**Task details**
Hunt through the entries for the word "timestamp" and copy each line in which it appears.

**Information shown**
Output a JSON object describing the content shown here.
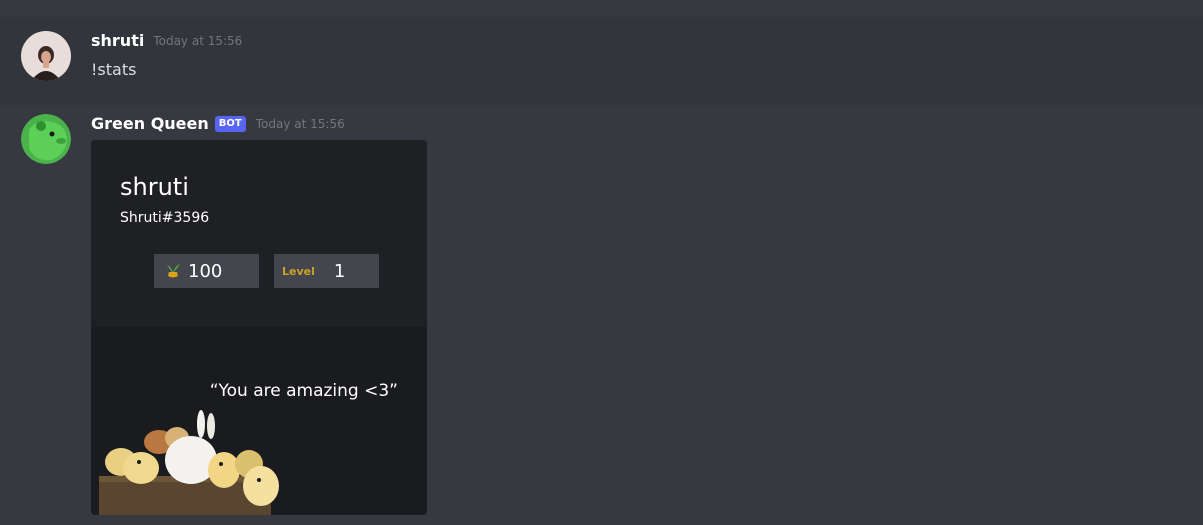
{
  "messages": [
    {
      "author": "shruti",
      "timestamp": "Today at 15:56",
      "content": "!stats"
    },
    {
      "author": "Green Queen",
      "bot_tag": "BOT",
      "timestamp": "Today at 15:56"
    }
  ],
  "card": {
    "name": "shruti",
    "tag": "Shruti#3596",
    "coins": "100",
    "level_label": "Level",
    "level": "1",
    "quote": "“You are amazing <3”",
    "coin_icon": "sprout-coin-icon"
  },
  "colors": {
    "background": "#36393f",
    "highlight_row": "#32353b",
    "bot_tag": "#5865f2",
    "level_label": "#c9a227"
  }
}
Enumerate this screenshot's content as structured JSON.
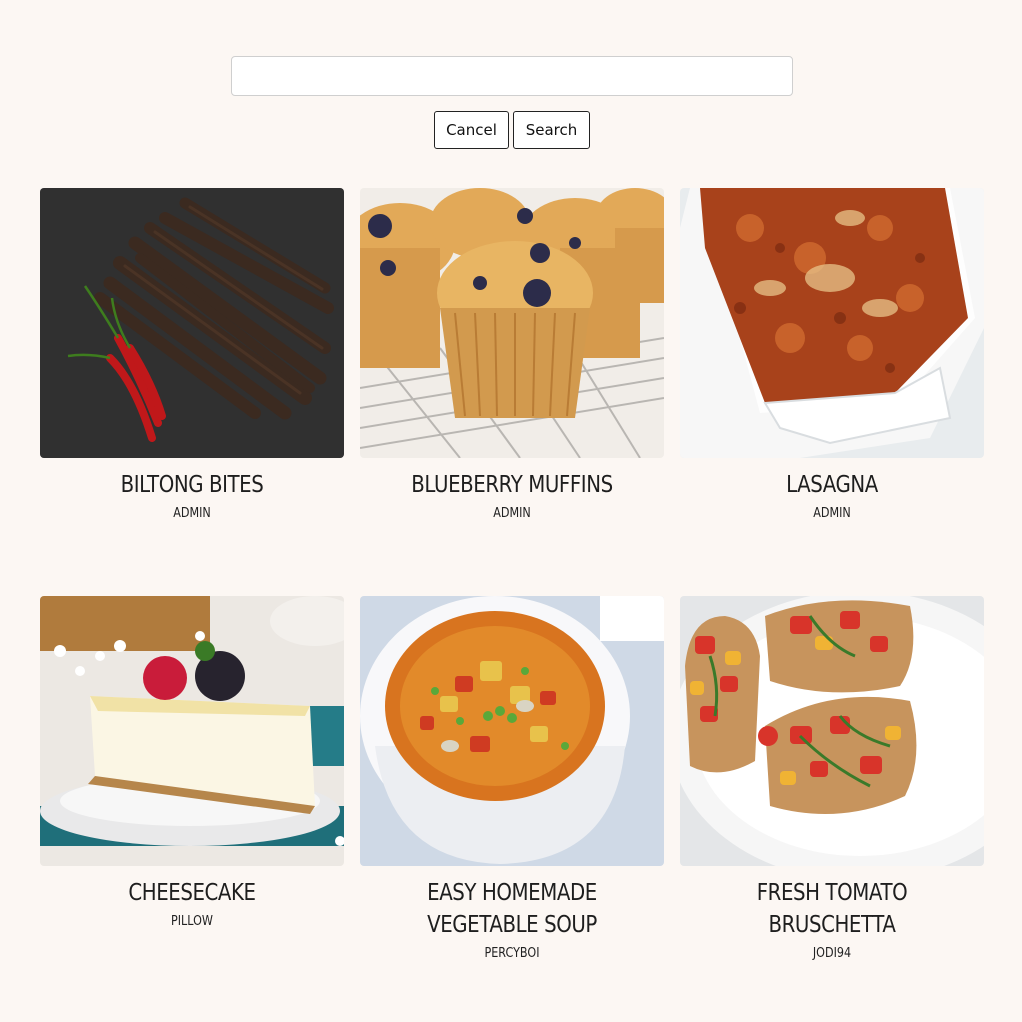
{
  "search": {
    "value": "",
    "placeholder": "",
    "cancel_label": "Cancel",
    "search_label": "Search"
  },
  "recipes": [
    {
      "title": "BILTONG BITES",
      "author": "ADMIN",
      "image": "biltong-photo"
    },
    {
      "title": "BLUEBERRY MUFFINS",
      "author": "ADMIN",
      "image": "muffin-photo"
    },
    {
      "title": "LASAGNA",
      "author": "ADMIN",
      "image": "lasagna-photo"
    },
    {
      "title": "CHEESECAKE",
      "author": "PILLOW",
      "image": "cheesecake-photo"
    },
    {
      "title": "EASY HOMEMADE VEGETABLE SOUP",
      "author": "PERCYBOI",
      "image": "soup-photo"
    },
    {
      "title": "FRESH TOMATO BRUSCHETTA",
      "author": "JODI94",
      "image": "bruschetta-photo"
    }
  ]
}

**Your response**
      "timestamp": "Today at 15:56",
      "timestamp": "Today at 15:56"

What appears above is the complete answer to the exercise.